The Federal Election Commission this week announced mandatory double-digit political contribution limit increases for House, Senate and presidential elections, which likely will add to an already frenzied fundraising cycle.
“The new contribution limit of $2,300 per person represents a 15 percent increase over the individual contribution limit in the 2004 election,” said Michael Toner, a Republican-nominated commissioner. “The increased contribution limits will provide further fuel for record-breaking presidential candidate fundraising.”
According to the agency’s new guidelines, individuals during the 2007-08 election cycle may give $2,300 per federal candidate for both the primary and general elections. In the previous cycle, individuals could give $2,100 per election, a slight increase from the 2003-04 limit of $2,000.

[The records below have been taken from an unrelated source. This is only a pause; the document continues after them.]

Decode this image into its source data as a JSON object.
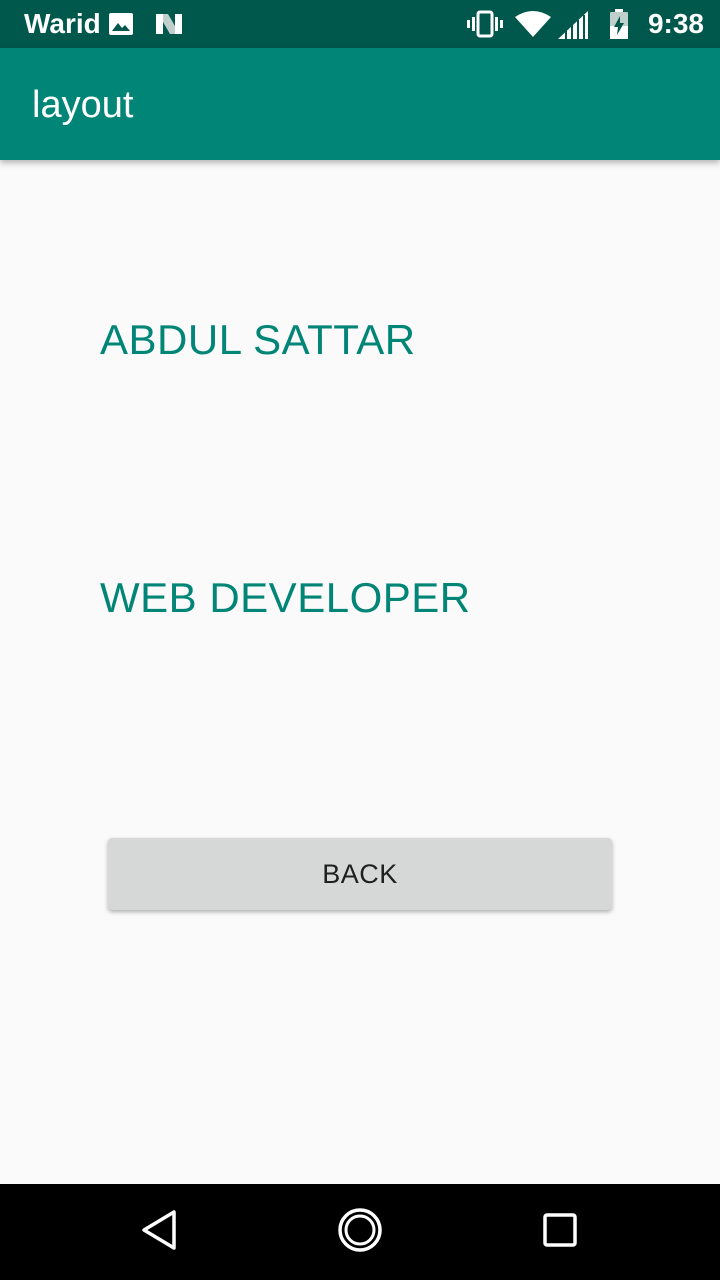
{
  "status_bar": {
    "carrier": "Warid",
    "time": "9:38",
    "icons": [
      "image-icon",
      "n-logo-icon",
      "vibrate-icon",
      "wifi-icon",
      "signal-icon",
      "battery-charging-icon"
    ]
  },
  "app_bar": {
    "title": "layout",
    "color": "#008577"
  },
  "content": {
    "name": "ABDUL SATTAR",
    "role": "WEB DEVELOPER",
    "text_color": "#008577"
  },
  "actions": {
    "back_label": "BACK"
  },
  "nav_bar": {
    "icons": [
      "back-triangle-icon",
      "home-circle-icon",
      "recents-square-icon"
    ]
  }
}
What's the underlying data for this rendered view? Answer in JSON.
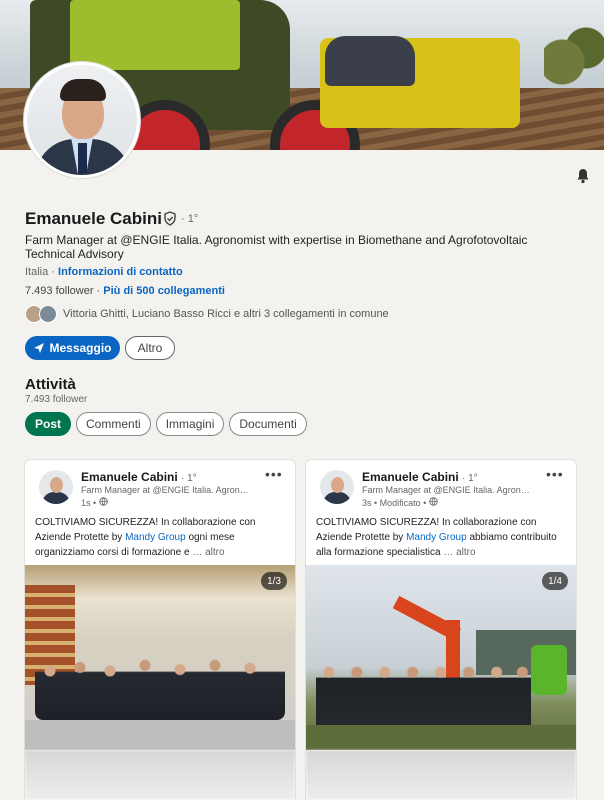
{
  "profile": {
    "name": "Emanuele Cabini",
    "degree": "· 1°",
    "headline": "Farm Manager at @ENGIE Italia. Agronomist with expertise in Biomethane and Agrofotovoltaic Technical Advisory",
    "location": "Italia ·",
    "contact_link": "Informazioni di contatto",
    "followers": "7.493 follower ·",
    "connections_link": "Più di 500 collegamenti",
    "mutual": "Vittoria Ghitti, Luciano Basso Ricci e altri 3 collegamenti in comune"
  },
  "actions": {
    "message_label": "Messaggio",
    "more_label": "Altro"
  },
  "activity": {
    "title": "Attività",
    "followers": "7.493 follower",
    "tabs": [
      "Post",
      "Commenti",
      "Immagini",
      "Documenti"
    ],
    "active_tab": "Post"
  },
  "posts": [
    {
      "author": "Emanuele Cabini",
      "degree": "· 1°",
      "headline": "Farm Manager at @ENGIE Italia. Agronomist with expertise in Biomethane",
      "time": "1s •",
      "text_before": "COLTIVIAMO SICUREZZA! In collaborazione con Aziende Protette by",
      "mention": "Mandy Group",
      "text_after": "ogni mese organizziamo corsi di formazione e",
      "more": "… altro",
      "counter": "1/3"
    },
    {
      "author": "Emanuele Cabini",
      "degree": "· 1°",
      "headline": "Farm Manager at @ENGIE Italia. Agronomist with expertise in Biomethane",
      "time": "3s • Modificato •",
      "text_before": "COLTIVIAMO SICUREZZA! In collaborazione con Aziende Protette by",
      "mention": "Mandy Group",
      "text_after": "abbiamo contribuito alla formazione specialistica",
      "more": "… altro",
      "counter": "1/4"
    }
  ],
  "icons": {
    "bell": "bell-icon",
    "verified": "verified-shield-icon",
    "send": "paper-plane-icon",
    "globe": "globe-icon",
    "more": "ellipsis-icon"
  },
  "colors": {
    "primary": "#0a66c2",
    "active_pill": "#01754f",
    "background": "#f4f2ee"
  }
}
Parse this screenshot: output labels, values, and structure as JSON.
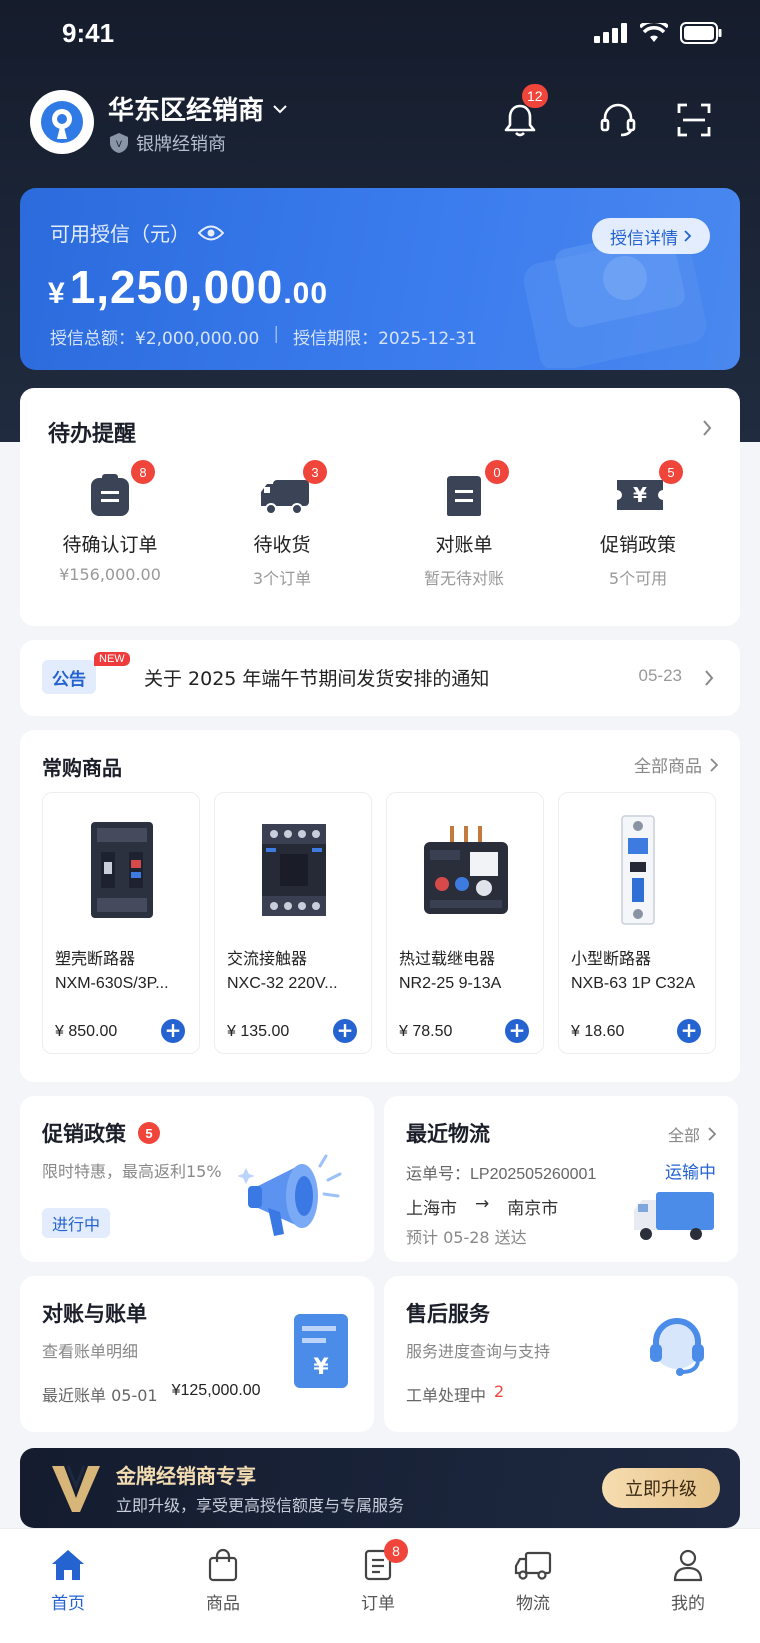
{
  "status_bar": {
    "time": "9:41"
  },
  "profile": {
    "dealer_name": "华东区经销商",
    "level": "银牌经销商",
    "notification_count": "12"
  },
  "credit": {
    "label": "可用授信（元）",
    "currency": "¥",
    "amount_int": "1,250,000",
    "amount_dec": ".00",
    "total_label": "授信总额：¥2,000,000.00",
    "period_label": "授信期限：2025-12-31",
    "detail_button": "授信详情"
  },
  "todo": {
    "title": "待办提醒",
    "items": [
      {
        "name": "待确认订单",
        "sub": "¥156,000.00",
        "count": "8",
        "icon": "clipboard-icon"
      },
      {
        "name": "待收货",
        "sub": "3个订单",
        "count": "3",
        "icon": "truck-icon"
      },
      {
        "name": "对账单",
        "sub": "暂无待对账",
        "count": "0",
        "icon": "statement-icon"
      },
      {
        "name": "促销政策",
        "sub": "5个可用",
        "count": "5",
        "icon": "coupon-icon"
      }
    ]
  },
  "notice": {
    "tag": "公告",
    "new": "NEW",
    "text": "关于 2025 年端午节期间发货安排的通知",
    "date": "05-23"
  },
  "products": {
    "title": "常购商品",
    "more": "全部商品",
    "items": [
      {
        "name": "塑壳断路器",
        "model": "NXM-630S/3P...",
        "price": "¥ 850.00"
      },
      {
        "name": "交流接触器",
        "model": "NXC-32 220V...",
        "price": "¥ 135.00"
      },
      {
        "name": "热过载继电器",
        "model": "NR2-25 9-13A",
        "price": "¥ 78.50"
      },
      {
        "name": "小型断路器",
        "model": "NXB-63 1P C32A",
        "price": "¥ 18.60"
      }
    ]
  },
  "promo": {
    "title": "促销政策",
    "count": "5",
    "sub": "限时特惠，最高返利15%",
    "status": "进行中"
  },
  "logistics": {
    "title": "最近物流",
    "more": "全部",
    "waybill": "运单号：LP202505260001",
    "status": "运输中",
    "from": "上海市",
    "arrow": "→",
    "to": "南京市",
    "eta": "预计 05-28 送达"
  },
  "billing": {
    "title": "对账与账单",
    "sub": "查看账单明细",
    "recent_label": "最近账单 05-01",
    "recent_amount": "¥125,000.00"
  },
  "aftersales": {
    "title": "售后服务",
    "sub": "服务进度查询与支持",
    "ticket_label": "工单处理中",
    "ticket_count": "2"
  },
  "gold_banner": {
    "title": "金牌经销商专享",
    "sub": "立即升级，享受更高授信额度与专属服务",
    "button": "立即升级"
  },
  "tabbar": {
    "items": [
      {
        "label": "首页"
      },
      {
        "label": "商品"
      },
      {
        "label": "订单",
        "badge": "8"
      },
      {
        "label": "物流"
      },
      {
        "label": "我的"
      }
    ]
  },
  "colors": {
    "accent": "#2463d0",
    "header_dark": "#1c2638",
    "badge_red": "#f0453a",
    "gold": "#e9c98f"
  }
}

Although the cap on personal checks made out to political action committees remains unchanged at $5,000, individuals may now give $28,500 per year to national party committees, a roughly 7 percent increase from the previous cycle and a 14 percent jump from 2003-04.
During the new cycle, individuals may give $108,200 combined to House, Senate and presidential candidates, political action committees and party committees, a nearly $7,000 increase from the previous cycle. In 2003-04, individuals could give $95,000 overall.
Under the Bipartisan Campaign Reform Act of 2002, the FEC is required to adjust contribution limits for inflation every election cycle, using a Department of Labor price index.
Vice President Joe Biden waits to conduct a mock swearing-in ceremony with Sen. Brian Schatz, D-Hawaii, in the Capitol's Old Senate Chamber, December 2, 2014. Schatz was sworn in to serve the remainder of his term since he was appointed to the seat after Sen. Daniel Inouye, D-Hawaii, passed away.